The Washington Supreme Court ruled that the State failed to comply with its duty to make ample provision for the education of all children in Washington through dependable and regular tax sources. The evidence showed that the State’s funding levels fell short in the areas of basic operational costs, student transportation, and staff salaries.
The Supreme Court of Canada upheld a decision of the British Columbia Human Rights Tribunal (the ‘BC HRT’) (reversing the decisions of both the British Columbia Supreme Court and the British Columbia Court of Appeal) that the Board of Education of School District No. 44 (North Vancouver) (the ‘School District’), by closing a facility that provided intensive services and individualised assistance to students with severe learning disabilities, had denied a child with severe dyslexia access to a service customarily available to the public, being education, contrary to the British Columbia Human Rights Code (R.S.B.C. 1996, c. 210, s. 8). Although the School District was subject to severe funding constraints, it was found to have not acted with a bona fide and reasonable justification, which could have provided a defence to the Human Rights Code violation.
In this decision, the Constitutional Court of South Africa held that an eviction order obtained by an owner of private land on which a public school was located could not be enforced where it would impact students’ right to basic education and the best interests of the child under the South African Constitution (sections 28 and 29). The Court held that a private landowner and non-sate actor has a constitutional obligation not to impair the right to basic education under section 29 of the Constitution. The Court also held that, unlike other socio-economic rights protected by the Constitution, the right to basic education is immediately realisable and any limitation of this right must be 'reasonable and justifiable in an open and democratic society based on human dignity, equality and freedom'.
This case involves the interpretation of the scope of the constitutional right in South Africa to basic education and in particular whether the provision of school textbooks to all basic education learners for the whole academic year is an essential component of this right.
In these three related decisions, the Kansas Supreme Court held that legislative changes to K-12 school funding, which reduced state-aid payments augmenting funds generated through property taxation in school districts with lower property values, violated the Kansas constitution. Article 6 of the Kansas constitution has previously been interpreted by the Kansas Supreme Court to require equity and adequacy in the provision of financing for education. The Kansas Supreme Court found that the legislative changes violated the equity requirement because school districts did not have reasonably equal access to substantially equal educational opportunity through similar tax efforts.
This document compiles the national laws on private provision of education for most of the countries in the world.

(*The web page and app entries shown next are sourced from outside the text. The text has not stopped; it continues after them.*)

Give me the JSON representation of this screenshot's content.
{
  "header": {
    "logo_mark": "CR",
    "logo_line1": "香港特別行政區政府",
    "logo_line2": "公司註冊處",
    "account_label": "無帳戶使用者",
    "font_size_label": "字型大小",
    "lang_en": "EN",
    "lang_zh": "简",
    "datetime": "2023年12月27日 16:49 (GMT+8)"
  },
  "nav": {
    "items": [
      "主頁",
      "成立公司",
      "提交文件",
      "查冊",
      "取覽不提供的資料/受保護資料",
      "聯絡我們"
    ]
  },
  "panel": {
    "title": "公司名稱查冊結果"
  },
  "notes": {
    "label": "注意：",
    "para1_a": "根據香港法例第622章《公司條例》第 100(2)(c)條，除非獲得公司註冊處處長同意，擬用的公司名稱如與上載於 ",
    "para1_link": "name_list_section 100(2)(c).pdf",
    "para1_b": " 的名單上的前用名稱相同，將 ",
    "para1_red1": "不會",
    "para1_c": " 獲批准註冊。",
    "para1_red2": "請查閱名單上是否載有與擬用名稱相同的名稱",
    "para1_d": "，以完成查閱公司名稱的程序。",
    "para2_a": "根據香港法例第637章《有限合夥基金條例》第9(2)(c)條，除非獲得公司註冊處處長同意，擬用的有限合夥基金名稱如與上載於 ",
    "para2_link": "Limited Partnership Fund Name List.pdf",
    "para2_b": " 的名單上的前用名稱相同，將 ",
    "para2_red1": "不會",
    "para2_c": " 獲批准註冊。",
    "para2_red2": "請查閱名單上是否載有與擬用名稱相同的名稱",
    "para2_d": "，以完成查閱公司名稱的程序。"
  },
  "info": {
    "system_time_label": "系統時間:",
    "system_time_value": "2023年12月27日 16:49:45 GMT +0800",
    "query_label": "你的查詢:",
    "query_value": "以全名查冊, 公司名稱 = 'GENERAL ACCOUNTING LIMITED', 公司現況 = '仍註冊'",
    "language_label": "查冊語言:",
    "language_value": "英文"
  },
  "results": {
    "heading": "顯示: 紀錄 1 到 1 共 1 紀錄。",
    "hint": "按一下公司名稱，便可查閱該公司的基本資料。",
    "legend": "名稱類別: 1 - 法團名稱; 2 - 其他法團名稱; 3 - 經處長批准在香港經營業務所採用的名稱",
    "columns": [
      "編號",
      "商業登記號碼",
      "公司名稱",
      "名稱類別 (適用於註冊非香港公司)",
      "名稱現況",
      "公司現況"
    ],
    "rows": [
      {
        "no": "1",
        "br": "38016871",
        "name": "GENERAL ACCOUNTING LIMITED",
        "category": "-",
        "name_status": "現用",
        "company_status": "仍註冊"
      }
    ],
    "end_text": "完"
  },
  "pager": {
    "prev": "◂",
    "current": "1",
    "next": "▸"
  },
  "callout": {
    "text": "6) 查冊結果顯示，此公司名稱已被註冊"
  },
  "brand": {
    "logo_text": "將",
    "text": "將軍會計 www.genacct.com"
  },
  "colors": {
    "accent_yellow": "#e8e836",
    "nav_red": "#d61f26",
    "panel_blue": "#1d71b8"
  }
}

This is a summary of the report submitted in October 2015 to the Committee on Economic, Social and Cultural Rights by 26 organisations across the world including British organisations, organisations based in developing countries, and international organisations.

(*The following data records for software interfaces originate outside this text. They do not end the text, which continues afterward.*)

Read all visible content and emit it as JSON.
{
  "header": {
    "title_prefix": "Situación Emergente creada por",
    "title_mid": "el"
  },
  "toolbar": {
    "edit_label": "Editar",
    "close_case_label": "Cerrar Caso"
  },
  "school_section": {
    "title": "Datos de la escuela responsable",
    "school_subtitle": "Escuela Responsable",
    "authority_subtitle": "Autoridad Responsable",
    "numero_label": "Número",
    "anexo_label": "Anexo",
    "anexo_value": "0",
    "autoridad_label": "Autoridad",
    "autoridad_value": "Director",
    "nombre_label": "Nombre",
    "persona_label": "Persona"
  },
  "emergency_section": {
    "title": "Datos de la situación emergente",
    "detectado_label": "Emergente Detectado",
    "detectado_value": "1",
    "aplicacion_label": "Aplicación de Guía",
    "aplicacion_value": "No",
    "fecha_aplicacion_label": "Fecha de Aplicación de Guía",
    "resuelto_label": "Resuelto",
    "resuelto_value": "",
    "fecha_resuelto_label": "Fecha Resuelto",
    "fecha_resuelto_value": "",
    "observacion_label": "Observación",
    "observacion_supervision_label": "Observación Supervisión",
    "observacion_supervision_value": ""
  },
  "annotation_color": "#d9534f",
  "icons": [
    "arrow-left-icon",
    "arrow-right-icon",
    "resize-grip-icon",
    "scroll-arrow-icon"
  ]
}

This is a brief update of the report submitted in October 2015 to the Committee on the Rights of the Child by 26 organisations across the world including British organisations, organisations based in developing countries, and international organisations.
This is a summary of the report submitted in October 2015 to the Committee on the Rights of the Child by 26 organisations across the world including British organisations, organisations based in developing countries, and international organisations.